The Andros authorities and Dutch merchants tried us there and then. Carson, Du Champs and Guyot were acquitted while Cooper, Wildmoon and I were found guilty. Cooper’s name and family carried weight with the Dutch. He negotiated a ransom for himself. The Dutch were arguing hanging was “too good” for Wildmoon and myself, when the Andros Captain suggested, with a leer, that it would be a shame to “waste good stock” (pointing at me) on the end of a rope, when my strong arms would be better put to use manning an oar. I declared I would rather swing than face chains and was answered with laughter. I saw - or imagined I saw - a smirk on Carson’s face as the musket stock struck behind my knees and the back of my head.
I found myself aboard a galley, in a cramped and stinking hold alongside dozens of my brothers and sisters. In, what must pass for dark humor, I found I had not, in fact, been chained.
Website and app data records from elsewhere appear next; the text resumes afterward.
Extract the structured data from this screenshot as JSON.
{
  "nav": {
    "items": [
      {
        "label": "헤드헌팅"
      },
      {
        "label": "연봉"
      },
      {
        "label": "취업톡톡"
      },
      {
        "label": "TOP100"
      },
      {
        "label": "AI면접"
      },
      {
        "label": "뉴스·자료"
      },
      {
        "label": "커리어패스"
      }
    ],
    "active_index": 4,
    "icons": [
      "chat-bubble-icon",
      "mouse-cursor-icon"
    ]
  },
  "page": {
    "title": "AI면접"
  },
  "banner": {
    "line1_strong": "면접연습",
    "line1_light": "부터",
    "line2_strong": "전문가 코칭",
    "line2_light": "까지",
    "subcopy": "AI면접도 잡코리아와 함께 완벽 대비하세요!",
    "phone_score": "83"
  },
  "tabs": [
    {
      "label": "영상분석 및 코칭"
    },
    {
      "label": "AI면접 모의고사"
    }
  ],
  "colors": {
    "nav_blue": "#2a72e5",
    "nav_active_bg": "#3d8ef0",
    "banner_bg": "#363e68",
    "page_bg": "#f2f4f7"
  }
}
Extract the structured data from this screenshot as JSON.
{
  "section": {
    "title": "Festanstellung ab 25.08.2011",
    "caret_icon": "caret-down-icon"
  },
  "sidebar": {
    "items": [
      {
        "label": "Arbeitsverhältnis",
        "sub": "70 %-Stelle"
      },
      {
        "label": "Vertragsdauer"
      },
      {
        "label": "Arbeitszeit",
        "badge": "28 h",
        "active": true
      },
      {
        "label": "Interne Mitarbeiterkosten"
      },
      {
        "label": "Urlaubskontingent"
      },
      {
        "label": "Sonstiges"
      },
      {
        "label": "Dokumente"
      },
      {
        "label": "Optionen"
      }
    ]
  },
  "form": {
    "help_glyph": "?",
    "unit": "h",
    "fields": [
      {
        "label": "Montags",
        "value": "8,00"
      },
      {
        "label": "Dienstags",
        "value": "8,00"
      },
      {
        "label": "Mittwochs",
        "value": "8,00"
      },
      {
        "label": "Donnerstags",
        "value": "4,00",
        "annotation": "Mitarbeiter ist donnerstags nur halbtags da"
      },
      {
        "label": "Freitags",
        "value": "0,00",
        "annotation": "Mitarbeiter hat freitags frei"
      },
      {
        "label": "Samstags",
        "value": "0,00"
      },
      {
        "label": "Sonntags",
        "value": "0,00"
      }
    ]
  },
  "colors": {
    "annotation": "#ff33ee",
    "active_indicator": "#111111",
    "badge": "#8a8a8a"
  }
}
Instead a leather strap had been riveted around my ankle, the other end grommet-ed to a steel hoop. “Chains can be undone, boy,” I was told, “So your fellows can sleep in the hold, while you can sleep at your oar.” And I prayed to Papa Legba and Damballah to deliver me. The loa heard my prayers, for, that very night the waves rose like mountains and thunder rolled like cannon and the galley in which I was imprisoned shattered in the force of the storm. The soldiers, weighted by their armor, and by brothers and sisters, weighted by chains, sank into the depths, leaving me adrift on a section of broken deck. Once more I prayed, this time to Oshun, to see me safely over the wild ocean, and, the next day, washed ashore on a small island.
I formed spear and knife from branch and stone, fished and hunted for food, and managed to start a small fire, all while cursing myself for trusting in those who had left me behind, until, days later a stained sail appeared on the horizon. I fed damp leaves into the fire to generate thick plumes of smoke and watched as the distant ship turned and drew near. The lines of the battered hulk looked familiar, and I could only grin in relief and forgiveness as a jolly-boat beached itself in the cove. The figure that clambered ashore and strode up to me, fastidiously dusting his shoulders as he strode up to me was one I knew well. The lanky Prussian, cocked his head at me, smiled and clapped me on the shoulder.
“Ach, Herr Charles,” said Cooper von Cooper,” When we saw the flotsam we feared you drowned. You are indeed lucky, mein fruend.